The Global Times had also reported that this was one of many rising claims that involved accidental acceleration in Tesla cars. Earlier in April this year, the media tweeted a video of a woman protesting on top of a Tesla car on display at the Shanghai auto show. 

The woman wore a white T-shirt with “Brake Lost Control,” in Chinese. She claimed that her family members were almost killed in an accident where her Model 3 Tesla brakes had failed. Shine News reported that Tesla responded by saying that vehicle data revealed the car was traversing at 75 miles per hour. The car’s braking and emergency-warning systems had, in fact, functioned appropriately.

Tesla is currently manufacturing Model 3 sedans and Model Y sport-utility cars in Shanghai. CNN reported that the global EV automobile leader sold less than 26,000 cars in April, a 27 percent reduction from March sales, as per data released by the China Passenger Car Association.

Tesla hitting brakes in China

Tesla recently paid off its $614 million loan taken from Chinese banks that was used to build the Gigafactory 3 in Shanghai. Netizens speculated that CEO Elon Musk paid off the loan as a prelude to Tesla’s exit from China. The complex business uncertainties are making foreign businesses anxious.

The CCP has been attempting to suppress the company in the country. In April, state-backed media outlets published a series of articles denouncing Tesla following the parking incident. They demanded that Tesla issue an apology. State-backed Economic Daily wrote an article asking for the immediate shutdown of Tesla’s manufacturing. CCTV said Tesla is “out of control.”
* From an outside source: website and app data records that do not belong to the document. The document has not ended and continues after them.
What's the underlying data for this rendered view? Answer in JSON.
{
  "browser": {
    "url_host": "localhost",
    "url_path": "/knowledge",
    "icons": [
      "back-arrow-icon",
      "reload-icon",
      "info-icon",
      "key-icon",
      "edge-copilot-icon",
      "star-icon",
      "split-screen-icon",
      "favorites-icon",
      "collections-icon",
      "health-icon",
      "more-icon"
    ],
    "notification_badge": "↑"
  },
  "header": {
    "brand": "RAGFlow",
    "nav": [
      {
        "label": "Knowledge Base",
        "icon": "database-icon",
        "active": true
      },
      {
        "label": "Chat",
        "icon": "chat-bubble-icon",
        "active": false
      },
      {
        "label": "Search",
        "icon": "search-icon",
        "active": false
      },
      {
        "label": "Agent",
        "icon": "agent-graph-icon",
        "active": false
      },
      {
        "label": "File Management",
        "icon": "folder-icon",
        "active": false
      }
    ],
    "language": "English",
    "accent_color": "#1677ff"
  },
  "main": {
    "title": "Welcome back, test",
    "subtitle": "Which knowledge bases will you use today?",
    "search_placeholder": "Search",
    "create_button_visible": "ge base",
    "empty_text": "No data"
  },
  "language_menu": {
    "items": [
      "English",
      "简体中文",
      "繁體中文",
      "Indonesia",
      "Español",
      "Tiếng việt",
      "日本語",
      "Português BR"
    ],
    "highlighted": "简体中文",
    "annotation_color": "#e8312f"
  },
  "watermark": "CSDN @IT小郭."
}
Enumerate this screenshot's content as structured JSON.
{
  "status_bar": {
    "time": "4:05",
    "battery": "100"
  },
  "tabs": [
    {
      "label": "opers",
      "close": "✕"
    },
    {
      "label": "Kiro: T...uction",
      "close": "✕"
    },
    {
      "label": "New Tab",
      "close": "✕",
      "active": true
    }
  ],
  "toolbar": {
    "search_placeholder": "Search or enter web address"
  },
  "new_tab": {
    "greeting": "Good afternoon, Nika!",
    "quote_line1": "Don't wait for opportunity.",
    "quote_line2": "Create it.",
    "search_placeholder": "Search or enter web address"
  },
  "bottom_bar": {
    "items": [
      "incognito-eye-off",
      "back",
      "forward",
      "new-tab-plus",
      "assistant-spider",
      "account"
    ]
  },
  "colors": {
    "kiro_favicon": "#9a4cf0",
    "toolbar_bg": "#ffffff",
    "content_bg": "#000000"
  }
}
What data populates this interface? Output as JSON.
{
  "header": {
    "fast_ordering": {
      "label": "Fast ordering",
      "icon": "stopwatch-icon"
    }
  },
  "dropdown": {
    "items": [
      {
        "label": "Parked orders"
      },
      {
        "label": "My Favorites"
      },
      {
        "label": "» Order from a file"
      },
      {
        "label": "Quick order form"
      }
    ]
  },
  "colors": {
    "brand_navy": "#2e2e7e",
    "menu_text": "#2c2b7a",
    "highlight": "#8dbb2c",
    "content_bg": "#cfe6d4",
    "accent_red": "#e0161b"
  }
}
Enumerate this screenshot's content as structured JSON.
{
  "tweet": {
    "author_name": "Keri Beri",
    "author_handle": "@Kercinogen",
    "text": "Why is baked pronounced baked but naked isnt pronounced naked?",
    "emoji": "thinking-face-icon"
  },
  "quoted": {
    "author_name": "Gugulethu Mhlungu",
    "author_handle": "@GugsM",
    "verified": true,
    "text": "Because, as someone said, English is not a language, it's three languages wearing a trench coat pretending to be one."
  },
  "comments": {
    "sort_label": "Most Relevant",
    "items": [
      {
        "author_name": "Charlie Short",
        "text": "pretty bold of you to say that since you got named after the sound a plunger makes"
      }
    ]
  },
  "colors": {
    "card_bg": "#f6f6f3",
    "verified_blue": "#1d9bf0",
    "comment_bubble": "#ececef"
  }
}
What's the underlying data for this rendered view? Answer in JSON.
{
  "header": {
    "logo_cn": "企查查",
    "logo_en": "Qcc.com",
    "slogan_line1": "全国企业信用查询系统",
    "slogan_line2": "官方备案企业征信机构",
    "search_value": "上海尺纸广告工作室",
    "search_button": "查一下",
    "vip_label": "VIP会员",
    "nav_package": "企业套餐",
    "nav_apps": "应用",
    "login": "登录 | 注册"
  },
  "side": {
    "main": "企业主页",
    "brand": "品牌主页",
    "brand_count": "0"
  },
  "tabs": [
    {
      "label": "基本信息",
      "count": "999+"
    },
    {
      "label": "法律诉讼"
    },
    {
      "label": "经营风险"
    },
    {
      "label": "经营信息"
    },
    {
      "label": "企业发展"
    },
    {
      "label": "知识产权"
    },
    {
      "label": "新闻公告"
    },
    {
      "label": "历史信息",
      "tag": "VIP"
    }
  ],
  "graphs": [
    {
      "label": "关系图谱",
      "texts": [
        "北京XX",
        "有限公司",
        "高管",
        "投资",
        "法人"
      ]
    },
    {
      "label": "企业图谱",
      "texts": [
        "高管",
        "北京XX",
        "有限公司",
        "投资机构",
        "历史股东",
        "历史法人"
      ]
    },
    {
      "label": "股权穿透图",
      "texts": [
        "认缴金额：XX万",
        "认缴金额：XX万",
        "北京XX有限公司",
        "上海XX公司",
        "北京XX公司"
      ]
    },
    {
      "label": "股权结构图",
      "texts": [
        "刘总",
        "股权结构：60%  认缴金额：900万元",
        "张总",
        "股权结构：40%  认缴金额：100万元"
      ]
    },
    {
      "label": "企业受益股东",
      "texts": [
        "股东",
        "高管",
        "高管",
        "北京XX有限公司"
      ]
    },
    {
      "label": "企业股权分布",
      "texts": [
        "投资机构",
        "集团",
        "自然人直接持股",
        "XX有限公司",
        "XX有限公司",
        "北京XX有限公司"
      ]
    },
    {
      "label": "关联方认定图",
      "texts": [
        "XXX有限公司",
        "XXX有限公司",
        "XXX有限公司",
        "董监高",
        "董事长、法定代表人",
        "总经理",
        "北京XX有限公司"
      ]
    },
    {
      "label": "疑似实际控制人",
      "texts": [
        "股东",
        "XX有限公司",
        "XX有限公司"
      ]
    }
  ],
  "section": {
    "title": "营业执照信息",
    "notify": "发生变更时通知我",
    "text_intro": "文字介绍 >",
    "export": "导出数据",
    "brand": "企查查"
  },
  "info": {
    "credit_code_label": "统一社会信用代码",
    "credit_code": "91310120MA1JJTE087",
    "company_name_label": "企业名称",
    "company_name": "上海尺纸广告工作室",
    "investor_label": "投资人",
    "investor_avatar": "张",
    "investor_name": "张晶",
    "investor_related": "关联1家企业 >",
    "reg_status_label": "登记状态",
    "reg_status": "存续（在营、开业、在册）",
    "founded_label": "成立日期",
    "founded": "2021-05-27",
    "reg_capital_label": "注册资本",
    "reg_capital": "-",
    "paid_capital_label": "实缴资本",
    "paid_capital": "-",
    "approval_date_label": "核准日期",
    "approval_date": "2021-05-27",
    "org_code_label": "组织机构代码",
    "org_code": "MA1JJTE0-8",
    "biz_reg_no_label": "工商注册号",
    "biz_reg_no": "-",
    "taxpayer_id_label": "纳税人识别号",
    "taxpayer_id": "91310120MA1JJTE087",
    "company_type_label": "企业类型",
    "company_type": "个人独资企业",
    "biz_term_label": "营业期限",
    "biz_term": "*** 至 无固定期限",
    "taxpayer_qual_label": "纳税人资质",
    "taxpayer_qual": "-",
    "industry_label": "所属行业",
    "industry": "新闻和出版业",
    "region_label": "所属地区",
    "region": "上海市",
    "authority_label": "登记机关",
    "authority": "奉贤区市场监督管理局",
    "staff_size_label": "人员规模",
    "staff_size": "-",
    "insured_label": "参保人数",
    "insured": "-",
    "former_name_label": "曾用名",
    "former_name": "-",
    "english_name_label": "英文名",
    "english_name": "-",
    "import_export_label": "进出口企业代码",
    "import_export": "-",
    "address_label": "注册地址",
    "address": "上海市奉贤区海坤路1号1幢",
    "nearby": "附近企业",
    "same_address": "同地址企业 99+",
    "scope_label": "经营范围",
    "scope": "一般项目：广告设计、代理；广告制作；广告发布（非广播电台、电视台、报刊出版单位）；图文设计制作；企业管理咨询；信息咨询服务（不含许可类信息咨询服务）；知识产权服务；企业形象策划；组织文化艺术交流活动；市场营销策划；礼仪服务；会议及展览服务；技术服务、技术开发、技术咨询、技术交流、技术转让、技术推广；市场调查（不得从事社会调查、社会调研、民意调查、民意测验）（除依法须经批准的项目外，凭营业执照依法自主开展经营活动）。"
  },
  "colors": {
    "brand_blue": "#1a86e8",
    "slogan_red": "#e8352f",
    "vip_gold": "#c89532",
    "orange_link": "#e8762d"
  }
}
In an interview with The Epoch Times, Hong Bo-xue, a scholar from Taiwan said that Beijing was simply using Tesla for its own benefit.

“The CCP has been absorbing international funds and using various deceptions. When it grows stronger, it starts to get rid of the one that helped it. Taiwanese and Japanese businessmen have known this for a long time. Now the CCP has thrust the knife into Tesla, because it has learned to make electric cars and does not need Tesla anymore.”